WHAT IS EXPECTED ->
Make an exact copy of the entries below, with all images left out.

Records from a data source ->
########

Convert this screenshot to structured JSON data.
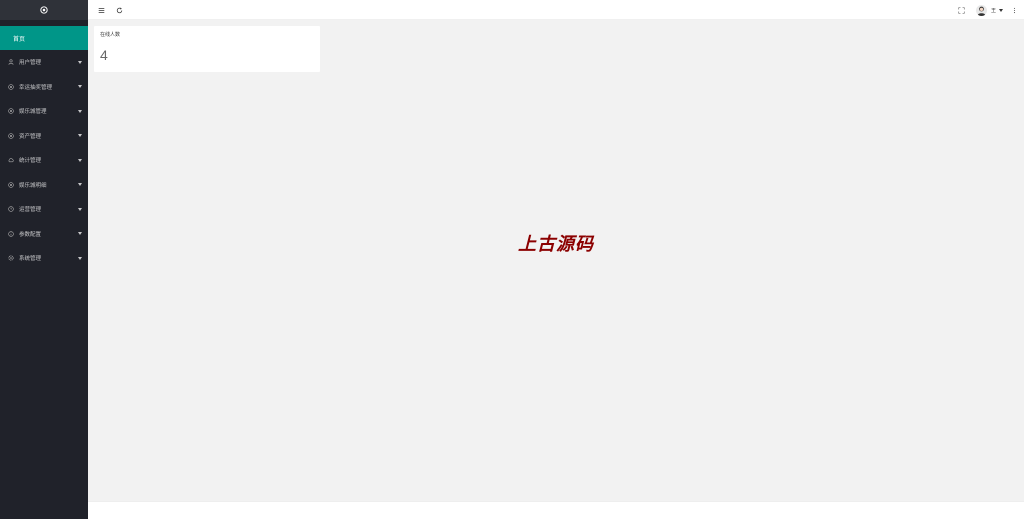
{
  "app": {
    "brand_color": "#009688",
    "sidebar_bg": "#20222a",
    "logo_icon": "gear-icon"
  },
  "sidebar": {
    "home": {
      "label": "首页"
    },
    "items": [
      {
        "label": "用户管理",
        "icon": "user-icon"
      },
      {
        "label": "幸运抽奖管理",
        "icon": "circle-dot-icon"
      },
      {
        "label": "娱乐城管理",
        "icon": "circle-dot-icon"
      },
      {
        "label": "资产管理",
        "icon": "circle-dot-icon"
      },
      {
        "label": "统计管理",
        "icon": "cloud-icon"
      },
      {
        "label": "娱乐城明细",
        "icon": "circle-dot-icon"
      },
      {
        "label": "运营管理",
        "icon": "clock-icon"
      },
      {
        "label": "参数配置",
        "icon": "info-icon"
      },
      {
        "label": "系统管理",
        "icon": "gear-icon"
      }
    ]
  },
  "header": {
    "menu_toggle_icon": "menu-icon",
    "refresh_icon": "refresh-icon",
    "fullscreen_icon": "fullscreen-icon",
    "more_icon": "more-vertical-icon",
    "user": {
      "name": "王"
    }
  },
  "dashboard": {
    "online_card": {
      "title": "在线人数",
      "value": "4"
    }
  },
  "watermark": {
    "text": "上古源码"
  }
}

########

ANSWER TO THIS PROBLEM ->
Convert this screenshot to structured JSON data.
{
  "app": {
    "brand_color": "#009688",
    "sidebar_bg": "#20222a",
    "logo_icon": "gear-icon"
  },
  "sidebar": {
    "home": {
      "label": "首页"
    },
    "items": [
      {
        "label": "用户管理",
        "icon": "user-icon"
      },
      {
        "label": "幸运抽奖管理",
        "icon": "circle-dot-icon"
      },
      {
        "label": "娱乐城管理",
        "icon": "circle-dot-icon"
      },
      {
        "label": "资产管理",
        "icon": "circle-dot-icon"
      },
      {
        "label": "统计管理",
        "icon": "cloud-icon"
      },
      {
        "label": "娱乐城明细",
        "icon": "circle-dot-icon"
      },
      {
        "label": "运营管理",
        "icon": "clock-icon"
      },
      {
        "label": "参数配置",
        "icon": "info-icon"
      },
      {
        "label": "系统管理",
        "icon": "gear-icon"
      }
    ]
  },
  "header": {
    "menu_toggle_icon": "menu-icon",
    "refresh_icon": "refresh-icon",
    "fullscreen_icon": "fullscreen-icon",
    "more_icon": "more-vertical-icon",
    "user": {
      "name": "王"
    }
  },
  "dashboard": {
    "online_card": {
      "title": "在线人数",
      "value": "4"
    }
  },
  "watermark": {
    "text": "上古源码"
  }
}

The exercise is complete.